Problem
Lines below containing the word "text" should be copied out.

START Given information

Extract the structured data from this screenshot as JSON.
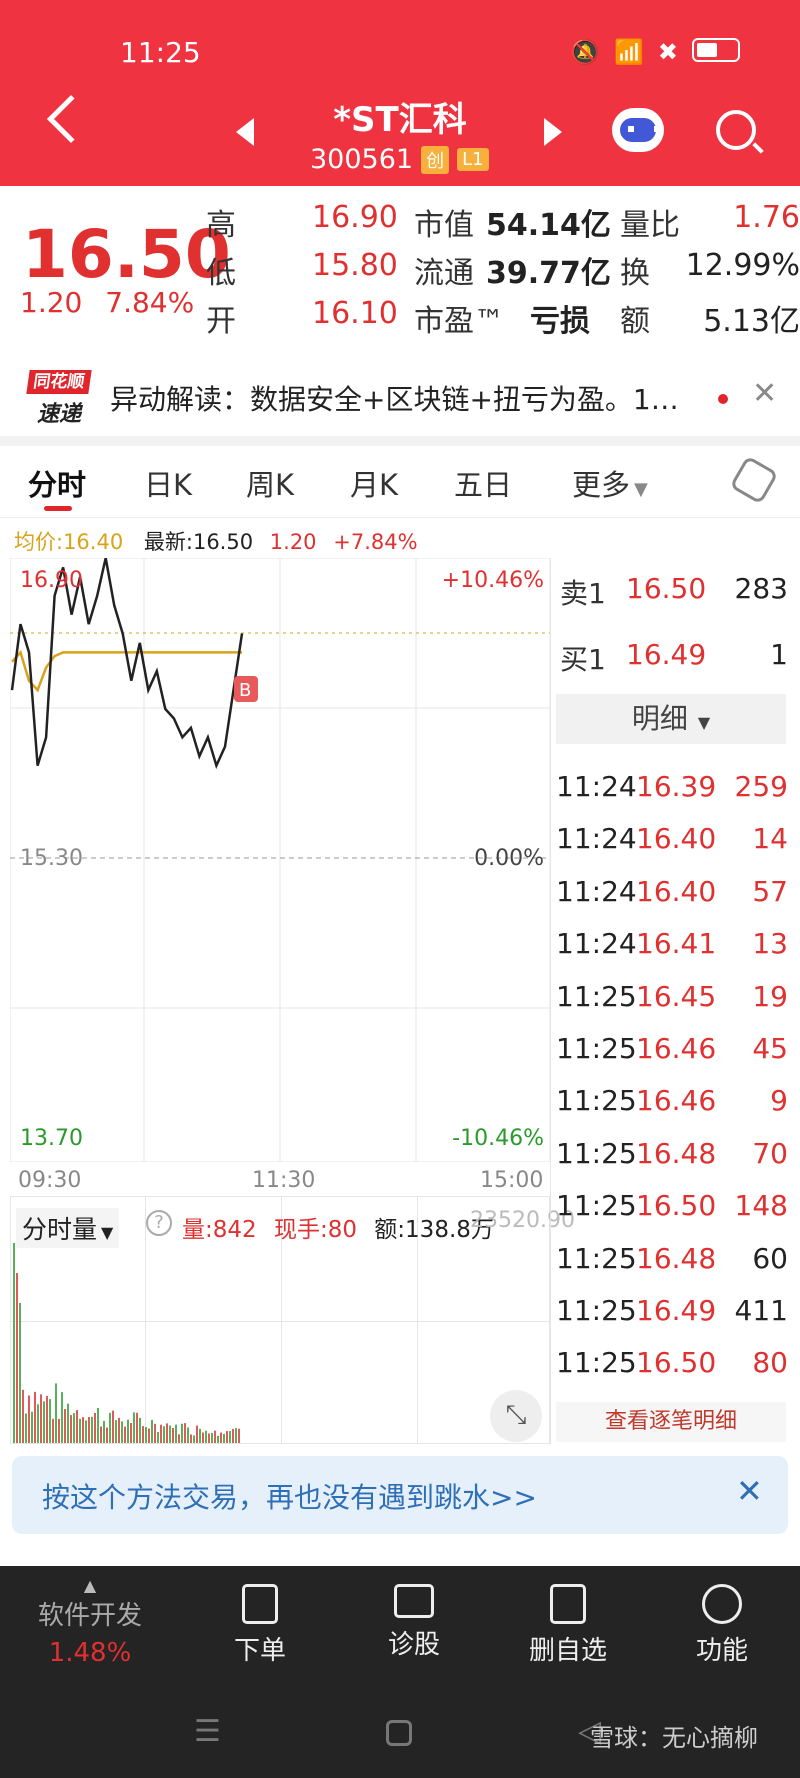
{
  "status_bar": {
    "time": "11:25"
  },
  "header": {
    "name": "*ST汇科",
    "code": "300561",
    "tag1": "创",
    "tag2": "L1"
  },
  "quote": {
    "price": "16.50",
    "change": "1.20",
    "change_pct": "7.84%",
    "high_label": "高",
    "high": "16.90",
    "low_label": "低",
    "low": "15.80",
    "open_label": "开",
    "open": "16.10",
    "mktcap_label": "市值",
    "mktcap": "54.14亿",
    "float_label": "流通",
    "float": "39.77亿",
    "pe_label": "市盈™",
    "pe": "亏损",
    "vr_label": "量比",
    "vr": "1.76",
    "turn_label": "换",
    "turn": "12.99%",
    "amt_label": "额",
    "amt": "5.13亿"
  },
  "news": {
    "logo_top": "同花顺",
    "logo_bottom": "速递",
    "text": "异动解读：数据安全+区块链+扭亏为盈。1…"
  },
  "tabs": [
    "分时",
    "日K",
    "周K",
    "月K",
    "五日",
    "更多"
  ],
  "chart_info": {
    "avg": "均价:16.40",
    "latest": "最新:16.50",
    "chg": "1.20",
    "chg_pct": "+7.84%"
  },
  "chart_axis": {
    "top": "16.90",
    "mid": "15.30",
    "bottom": "13.70",
    "top_pct": "+10.46%",
    "mid_pct": "0.00%",
    "bottom_pct": "-10.46%",
    "t0": "09:30",
    "t1": "11:30",
    "t2": "15:00",
    "marker": "B"
  },
  "chart_data": {
    "type": "line",
    "y_range": [
      13.7,
      16.9
    ],
    "series": [
      {
        "name": "price",
        "values": [
          16.2,
          16.55,
          16.4,
          15.8,
          15.95,
          16.7,
          16.85,
          16.6,
          16.8,
          16.55,
          16.7,
          16.9,
          16.65,
          16.5,
          16.25,
          16.45,
          16.2,
          16.3,
          16.1,
          16.05,
          15.95,
          16.0,
          15.85,
          15.95,
          15.8,
          15.9,
          16.2,
          16.5
        ]
      },
      {
        "name": "avg",
        "values": [
          16.35,
          16.4,
          16.25,
          16.2,
          16.32,
          16.38,
          16.4,
          16.4,
          16.4,
          16.4,
          16.4,
          16.4,
          16.4,
          16.4,
          16.4,
          16.4,
          16.4,
          16.4,
          16.4,
          16.4,
          16.4,
          16.4,
          16.4,
          16.4,
          16.4,
          16.4,
          16.4,
          16.4
        ]
      }
    ]
  },
  "orderbook": {
    "sell1_label": "卖1",
    "sell1_price": "16.50",
    "sell1_vol": "283",
    "buy1_label": "买1",
    "buy1_price": "16.49",
    "buy1_vol": "1",
    "detail_label": "明细",
    "trades": [
      {
        "t": "11:24",
        "p": "16.39",
        "v": "259"
      },
      {
        "t": "11:24",
        "p": "16.40",
        "v": "14"
      },
      {
        "t": "11:24",
        "p": "16.40",
        "v": "57"
      },
      {
        "t": "11:24",
        "p": "16.41",
        "v": "13"
      },
      {
        "t": "11:25",
        "p": "16.45",
        "v": "19"
      },
      {
        "t": "11:25",
        "p": "16.46",
        "v": "45"
      },
      {
        "t": "11:25",
        "p": "16.46",
        "v": "9"
      },
      {
        "t": "11:25",
        "p": "16.48",
        "v": "70"
      },
      {
        "t": "11:25",
        "p": "16.50",
        "v": "148"
      },
      {
        "t": "11:25",
        "p": "16.48",
        "v": "60"
      },
      {
        "t": "11:25",
        "p": "16.49",
        "v": "411"
      },
      {
        "t": "11:25",
        "p": "16.50",
        "v": "80"
      }
    ],
    "view_all": "查看逐笔明细"
  },
  "volume": {
    "label": "分时量",
    "vol": "量:842",
    "hand": "现手:80",
    "amt": "额:138.8万",
    "right": "23520.90"
  },
  "banner": {
    "text": "按这个方法交易，再也没有遇到跳水>>"
  },
  "bottom": {
    "item0_label": "软件开发",
    "item0_value": "1.48%",
    "item1": "下单",
    "item2": "诊股",
    "item3": "删自选",
    "item4": "功能",
    "watermark": "雪球：无心摘柳"
  }
}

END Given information

Solution to the problem
    "text": "异动解读：数据安全+区块链+扭亏为盈。1…"
    "text": "按这个方法交易，再也没有遇到跳水>>"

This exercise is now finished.